Indie iPhone postcard company may just avoid Apple steamroller
Sincerely, maker of Postagram and PopBooth, launches API to stay ahead of iOS Card app.
"Apple's entry into the space validates our market." That's what I usually hear from startup CEOs when whatever function their small, clever app does gets baked into an iOS or OS X update. I think I've heard it a hundred times, almost every time Apple, Google, Microsoft, Facebook, or Twitter has made a major move.
What the CEO really means: "Oh boy, we're toast." Or, "Maybe a big competitor to Apple (or whoever) will buy us, oh please oh please."
Is there a way to survive when your little dinghy finds itself in the path of a dreadnought? To be specific, can indie printed postcard maker Sincerely survive ?

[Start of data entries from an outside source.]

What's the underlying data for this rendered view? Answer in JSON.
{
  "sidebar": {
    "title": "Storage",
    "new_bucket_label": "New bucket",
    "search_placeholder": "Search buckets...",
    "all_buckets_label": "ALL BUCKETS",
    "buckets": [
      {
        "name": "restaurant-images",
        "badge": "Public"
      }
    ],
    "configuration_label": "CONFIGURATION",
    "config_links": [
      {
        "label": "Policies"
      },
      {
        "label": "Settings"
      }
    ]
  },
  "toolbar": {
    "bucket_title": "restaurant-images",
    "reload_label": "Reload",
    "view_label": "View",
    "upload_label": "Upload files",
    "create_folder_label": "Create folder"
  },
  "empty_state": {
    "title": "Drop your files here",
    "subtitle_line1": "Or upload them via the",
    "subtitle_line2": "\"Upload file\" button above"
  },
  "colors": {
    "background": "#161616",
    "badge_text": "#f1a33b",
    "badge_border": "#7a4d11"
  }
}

"We already validated the market!" Matt Brezina, Sincerely's CEO, said to me on this topic. "I really didn't want anyone else to know this was a good business." But, he says, Apple clearly already knew it; the company has had a photo book printing business for years. See his post on the topic.
While Cards took Brezina by surprise, the company was already planning to launch what it's announcing today: An API (and 12 launch partners) for its tool that lets any photo-based app vendor add the capability to send printed cards or postcards from within apps.
This is probably the best thing Sincerely can do given what Apple just did. And the business could work. Sincerely charges developers 99 cents per card sent, plus 30 percent of everything above that. There are a lot of photo apps. Sincerely makes two itself, Postagram () and PopBooth. Photo app makers, including Sincerely, should be able to sell products that undercut Apple's prices.
Launch partners include Path, Lonely Planet, and Pic Collage. Brezina says he expects a hundred or more by year end. Instagram, notably, is not in today's list of partners. Postagram can already send photos that Instagram takes, but think Brezina would be happy to offer tighter integration and the help the company provide printing and mailing services to its users.
What's Sincerely going to do when Apple, too, offers up a printing API? After all, the model of skimming a service fee from developers for app sales, in-app purchases, or media subscriptions seems ingrained at Apple. Brezina says, "It's not their core business," which I think is wishful thinking. But, more realistically, he does say that were Apple to open a Card API, "it'd be another year or two," and that he's going to keep the company moving. "During that time, I'll have six innovations."